Sometimes, a game’s premise is so clever, original, or plain fun that we’re willing to overlook significant issues because it’s just so damn good. Crescent Pale Mist isn’t exactly one of those games. Its accumulated flaws can’t cripple its awesome ideas because, well, the bland side-scroller doesn’t have a single standout strength. Even its greatest assets are half-hearted and hobbled. So, no, there will be no overlooking of CPM’s significant issues.
The most immediately noticeable blemish is that the game, despite its flashy, BlazBlue-crazy special effects, is just plain ugly. The 2D sprites have jagged edges, like they’ve been ripped from a PlayStation One disc and chucked onto our HDTVs. Coupled with the 3D-rendered backgrounds, where there’s no artistic consistency, it just looks weird.
That the worlds lack any ounce of creativity or variety hurts CPM, too. Not simply because the bland backgrounds repeat like a Hanna-Barbera cartoon, but because this repetition echoes the overall design. The 2D side-scrolling beat-‘em-up isn’t a genre that’s been done well often this generation, and Crescent Pale Mist is the perfect example as to why we’re tired of it: you run side to side, mash some buttons, kill some baddies, roll the credits, and take a nap.

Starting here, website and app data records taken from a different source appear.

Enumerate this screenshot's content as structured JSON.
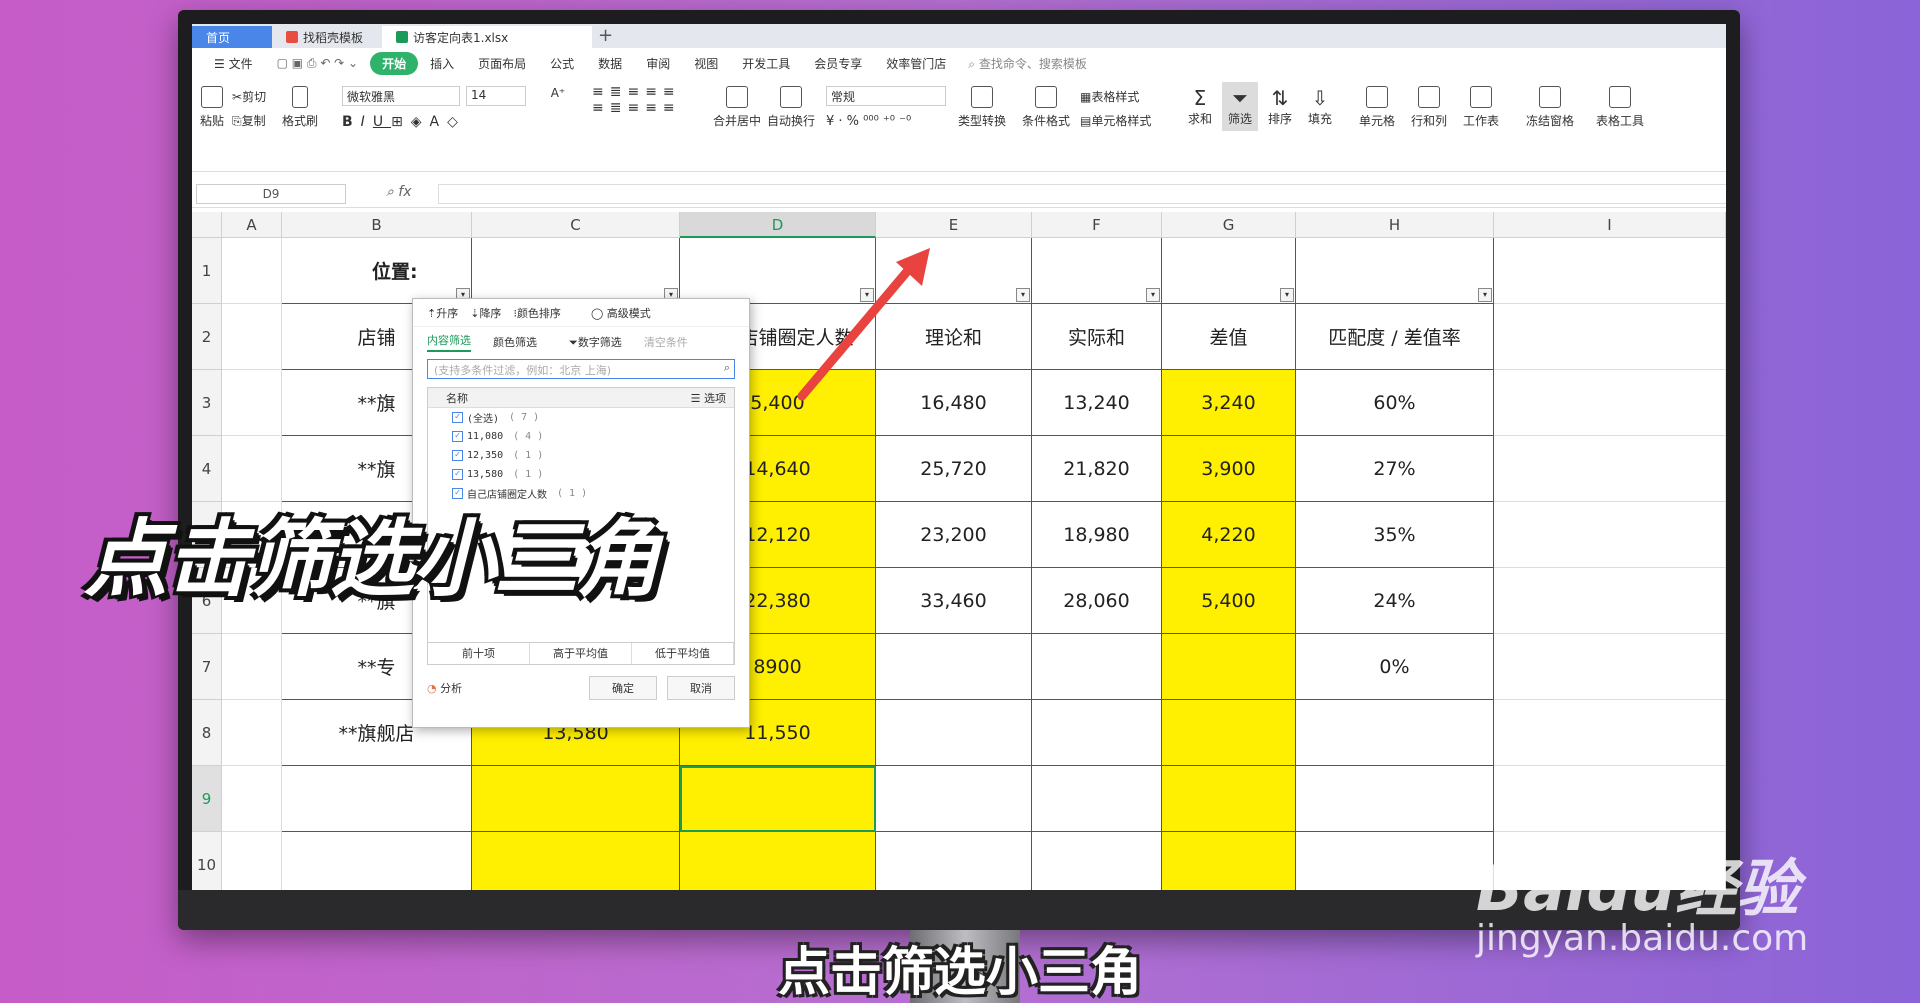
{
  "tabs": {
    "home": "首页",
    "template": "找稻壳模板",
    "file": "访客定向表1.xlsx",
    "new": "+"
  },
  "menu": {
    "file": "文件",
    "start": "开始",
    "items": [
      "插入",
      "页面布局",
      "公式",
      "数据",
      "审阅",
      "视图",
      "开发工具",
      "会员专享",
      "效率管门店"
    ],
    "search": "查找命令、搜索模板"
  },
  "ribbon": {
    "paste": "粘贴",
    "cut": "剪切",
    "copy": "复制",
    "format_painter": "格式刷",
    "font_name": "微软雅黑",
    "font_size": "14",
    "merge": "合并居中",
    "wrap": "自动换行",
    "number_format": "常规",
    "convert": "类型转换",
    "cond_format": "条件格式",
    "table_style": "表格样式",
    "cell_style": "单元格样式",
    "sum": "求和",
    "filter": "筛选",
    "sort": "排序",
    "fill": "填充",
    "cell": "单元格",
    "rowcol": "行和列",
    "sheet": "工作表",
    "freeze": "冻结窗格",
    "tools": "表格工具"
  },
  "formula_bar": {
    "cell_ref": "D9",
    "fx": "fx",
    "value": ""
  },
  "columns": [
    "A",
    "B",
    "C",
    "D",
    "E",
    "F",
    "G",
    "H",
    "I"
  ],
  "rows": [
    "1",
    "2",
    "3",
    "4",
    "5",
    "6",
    "7",
    "8",
    "9",
    "10"
  ],
  "sheet": {
    "b1": "位置:",
    "headers": {
      "b": "店铺",
      "d": "目标店铺圈定人数",
      "e": "理论和",
      "f": "实际和",
      "g": "差值",
      "h": "匹配度 / 差值率"
    },
    "b_labels": [
      "**旗",
      "**旗",
      "",
      "**旗",
      "**专",
      "**旗舰店"
    ],
    "c8": "13,580",
    "d": [
      "5,400",
      "14,640",
      "12,120",
      "22,380",
      "8900",
      "11,550"
    ],
    "e": [
      "16,480",
      "25,720",
      "23,200",
      "33,460",
      "",
      ""
    ],
    "f": [
      "13,240",
      "21,820",
      "18,980",
      "28,060",
      "",
      ""
    ],
    "g": [
      "3,240",
      "3,900",
      "4,220",
      "5,400",
      "",
      ""
    ],
    "h": [
      "60%",
      "27%",
      "35%",
      "24%",
      "0%",
      ""
    ]
  },
  "filter_popup": {
    "asc": "升序",
    "desc": "降序",
    "color_sort": "颜色排序",
    "advanced": "高级模式",
    "tab_content": "内容筛选",
    "tab_color": "颜色筛选",
    "tab_number": "数字筛选",
    "clear": "清空条件",
    "search_placeholder": "(支持多条件过滤，例如：北京 上海)",
    "list_header": "名称",
    "options": "选项",
    "items": [
      {
        "label": "(全选)",
        "count": "( 7 )"
      },
      {
        "label": "11,080",
        "count": "( 4 )"
      },
      {
        "label": "12,350",
        "count": "( 1 )"
      },
      {
        "label": "13,580",
        "count": "( 1 )"
      },
      {
        "label": "自己店铺圈定人数",
        "count": "( 1 )"
      }
    ],
    "top10": "前十项",
    "above_avg": "高于平均值",
    "below_avg": "低于平均值",
    "analyze": "分析",
    "ok": "确定",
    "cancel": "取消"
  },
  "overlay": {
    "big_caption": "点击筛选小三角",
    "subtitle": "点击筛选小三角",
    "watermark_brand": "Baidu经验",
    "watermark_url": "jingyan.baidu.com"
  },
  "colors": {
    "accent": "#1c9a5a",
    "highlight": "#ffef00",
    "arrow": "#e8433e"
  }
}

The repetitive stages also hurt the level design, which, despite the linearity of moving side to side, is regularly confusing. Stages are short, sure, but we spent 30 minutes lost in the second world; a checkpoint system couldn’t have hurt, you know. Worse, your character can hop into the foreground and background at certain points, which permits exploration of alternate routes. We can’t decide which reward for deviating we like more: dead ends or new groups of enemies. And by new, as you have probably already surmised, we once again mean “more of the same.”
Even the bosses lack terribly interesting qualities. If you’re not fighting a magic-spamming magician, you’re duking it out with obnoxious monstrosities without defining characteristics. You know, unless aggravating difficulty by way of ludicrously large health bars and screen-hogging size qualify as notable qualities.
These factors contribute to what is easily CPM’s most detrimental fault – it’s hard as hell, and it knows it. Unlike, say, Ikaruga or Bionic Commando, the difficulty’s more reliant on tolerance than skill. You can learn patterned attacks, sure, but enemies are far too strong. Their obscenely large health bars serve only to elongate the dreary experience.
When the best thing your game has going for it is supplemental abilities to support your primary one-button combat, you know you’ve got problems. Yet Crescent Pale Mist opts against adding anything new to a stale formula that only barely passes as enjoyable anymore, and instead adds a lot of things that aren’t conducive to a good time.
Dec 9, 2010